## WORK TASK
Each line containing the word "color" must be copied from the material below.

---------- EXCERPTED RECORDS ----------

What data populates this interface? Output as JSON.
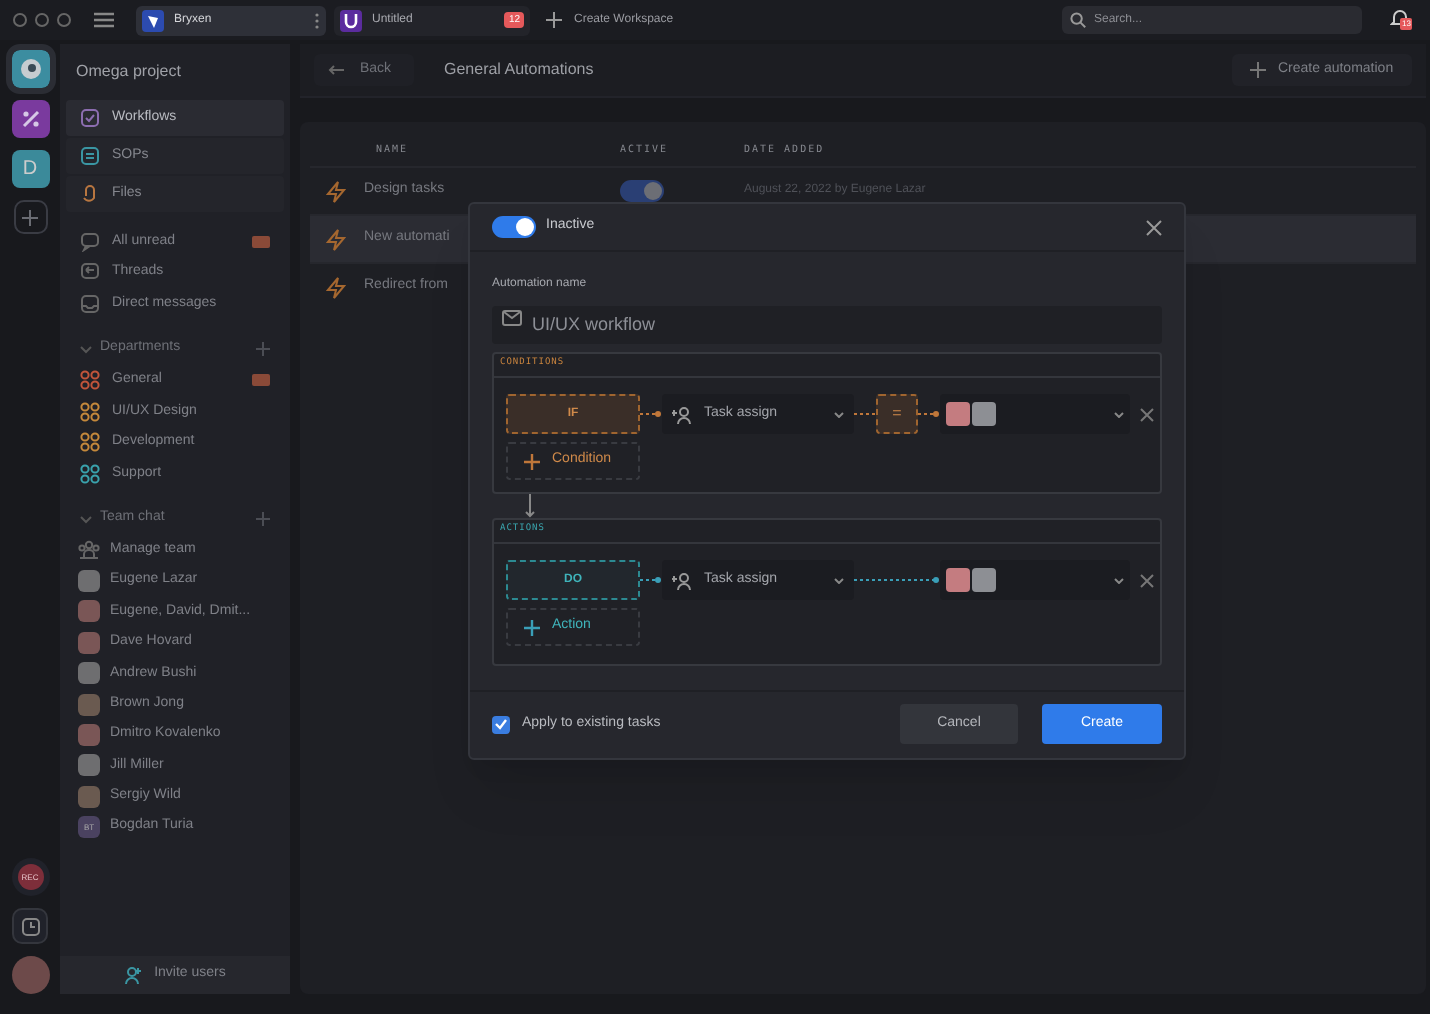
{
  "title_bar": {
    "tabs": [
      {
        "label": "Bryxen",
        "selected": true
      },
      {
        "label": "Untitled",
        "selected": false,
        "badge": "12"
      }
    ],
    "create_workspace": "Create Workspace",
    "search": {
      "placeholder": "Search..."
    },
    "notification_badge": "13"
  },
  "workspace_rail": {
    "items": [
      {
        "kind": "logo",
        "selected": true
      },
      {
        "kind": "logo",
        "selected": false
      },
      {
        "kind": "letter",
        "label": "D",
        "selected": false
      }
    ],
    "record_label": "REC"
  },
  "sidebar": {
    "project": "Omega project",
    "nav": [
      {
        "label": "Workflows",
        "selected": true
      },
      {
        "label": "SOPs",
        "selected": false
      },
      {
        "label": "Files",
        "selected": false
      }
    ],
    "messages": [
      {
        "label": "All unread",
        "has_badge": true
      },
      {
        "label": "Threads",
        "has_badge": false
      },
      {
        "label": "Direct messages",
        "has_badge": false
      }
    ],
    "departments": {
      "title": "Departments",
      "items": [
        {
          "label": "General",
          "color": "#c2553b",
          "has_badge": true
        },
        {
          "label": "UI/UX Design",
          "color": "#c4883b",
          "has_badge": false
        },
        {
          "label": "Development",
          "color": "#c4883b",
          "has_badge": false
        },
        {
          "label": "Support",
          "color": "#3aa3ad",
          "has_badge": false
        }
      ]
    },
    "team_chat": {
      "title": "Team chat",
      "items": [
        {
          "label": "Manage team",
          "kind": "team"
        },
        {
          "label": "Eugene Lazar",
          "kind": "photo"
        },
        {
          "label": "Eugene, David, Dmit...",
          "kind": "group"
        },
        {
          "label": "Dave Hovard",
          "kind": "photo"
        },
        {
          "label": "Andrew Bushi",
          "kind": "photo"
        },
        {
          "label": "Brown Jong",
          "kind": "photo"
        },
        {
          "label": "Dmitro Kovalenko",
          "kind": "photo"
        },
        {
          "label": "Jill Miller",
          "kind": "photo"
        },
        {
          "label": "Sergiy Wild",
          "kind": "photo"
        },
        {
          "label": "Bogdan Turia",
          "kind": "initials",
          "initials": "BT"
        }
      ]
    },
    "invite": "Invite users"
  },
  "main": {
    "back": "Back",
    "title": "General Automations",
    "create": "Create automation",
    "table": {
      "columns": [
        "NAME",
        "ACTIVE",
        "DATE ADDED"
      ],
      "rows": [
        {
          "name": "Design tasks",
          "selected": false,
          "active": true,
          "date": "August 22, 2022 by Eugene Lazar"
        },
        {
          "name": "New automati",
          "selected": true
        },
        {
          "name": "Redirect from",
          "selected": false
        }
      ]
    }
  },
  "modal": {
    "toggle": {
      "on": true,
      "label": "Inactive"
    },
    "name_label": "Automation name",
    "name_value": "UI/UX workflow",
    "blocks": [
      {
        "kind": "conditions",
        "title": "CONDITIONS",
        "block": "IF",
        "field": "Task assign",
        "operator": "=",
        "add": "Condition"
      },
      {
        "kind": "actions",
        "title": "ACTIONS",
        "block": "DO",
        "field": "Task assign",
        "add": "Action"
      }
    ],
    "apply": {
      "label": "Apply to existing tasks",
      "checked": true
    },
    "cancel": "Cancel",
    "create": "Create"
  }
}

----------

## OUTPUT BELOW
          "color": "#c2553b",
          "color": "#c4883b",
          "color": "#c4883b",
          "color": "#3aa3ad",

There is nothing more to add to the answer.